Are Robots the Future of Manufacturing?
In the field of information technology, there’s no denying that Google tends to become a giant at pretty much any arena they touch. What began as a search engine has become a massive company making operating systems for phones, computers, and branching into social media, and experimental fields like Google Glass. Now, though, Google may be having an effect on an entirely different industry: manufacturing.
Google has turned its attention to robotics, acquiring eight robotics companies last year, including Boston Dynamics, manufacturers of military-grade robots. Google has already announced plans for things like an Amazon Prime Air drone delivery system, which would see robotic drones delivering packages to Amazon Prime members in 30 minutes or less. Just like the pizza delivery guy, although you probably don’t need to tip the drone.
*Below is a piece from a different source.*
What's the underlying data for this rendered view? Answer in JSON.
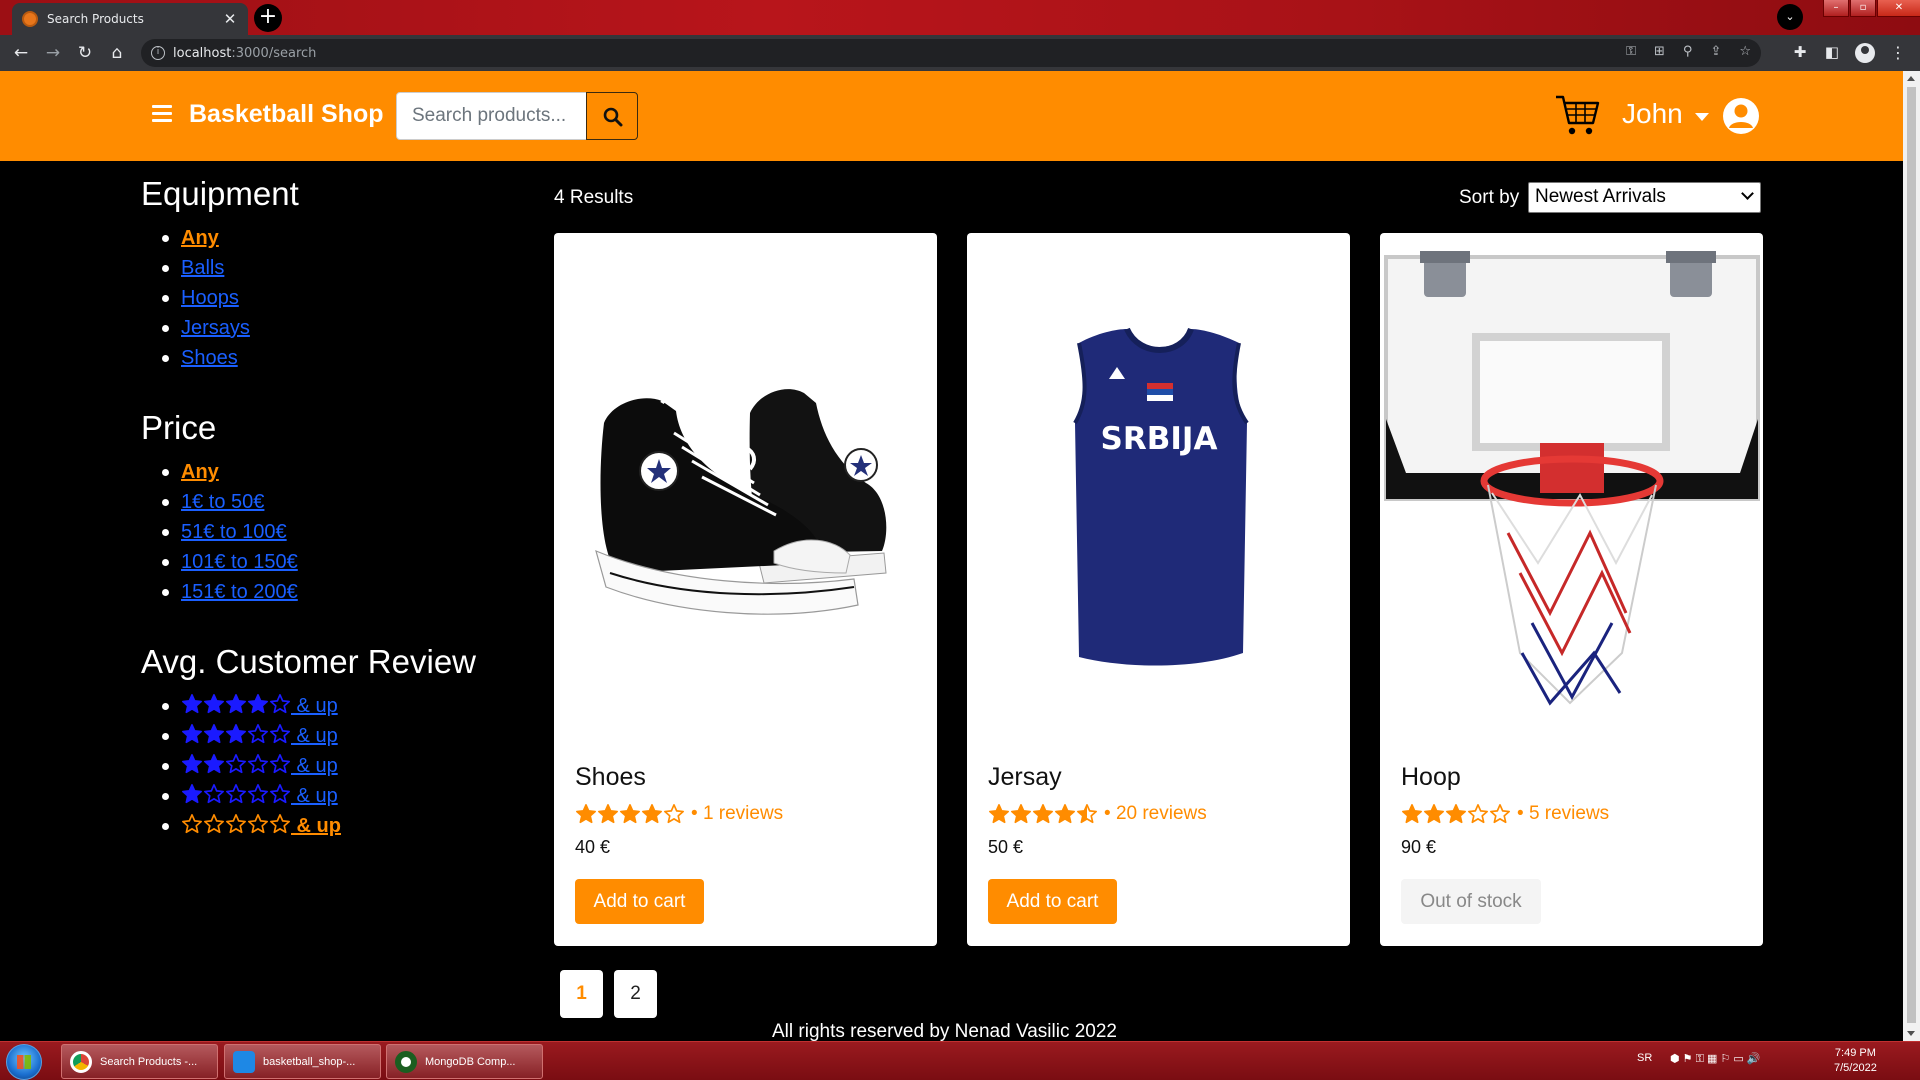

But Google’s interest in robotics may have farther-reaching consequences than speedier delivery. According to reports, Google has started working with Foxconn, the world’s largest electronics manufacturer, with the intention of developing new robotic manufacturing technologies that would make manufacturing processes faster, more cost-effective, and less labor-intensive.
Up ’til now, many manufacturing robots have been highly specialized and not very inter operable from one robot or one process to another. Google’s involvement may be a turning point in that trend. Analysts speculate that Google is planning to create a robotics operating system, similar to its Android operating system for mobile devices, one that could be used across multiple robotics systems, regardless of their intended function. This is borne out by the fact that Andy Rubin, one of the people behind the Android operating system, is now in charge of Google’s robotics department.
Regardless of what Google’s direct involvement is, a major shift in manufacturing robotics technology could have a profound impact on manufacturing in the United States. Between 2000 and 2009, the US economy lost 6 million manufacturing jobs, but many people, including President Obama, see the rise in robotics manufacturing as a way for the United States to reinvigorate its manufacturing heritage. As part of his State of the Union address, the President outlined a plan to create 6 high-tech manufacturing hubs, with plans to create even more down the road. Meanwhile, Foxconn has announced plans to construct a $40 million robot manufacturing facility in Pennsylvania, and many people believe that robotics is the future of manufacturing in America and beyond.
While a robotic manufacturing future may look pretty different from what’s come before, some things will never change. The demand for a quality finished product will always be there, no matter what form the manufacturing process takes, and that means that there will be a need for quality deburring machinery. As the technological needs of manufacturing change, the Cleveland Deburring Machine Company (CDMC) will be there to provide deburring solutions for any need. Many of our deburring machinery solutions already feature fanuc robot and auto-load components, so whatever the future holds, we’ll be ready to meet it.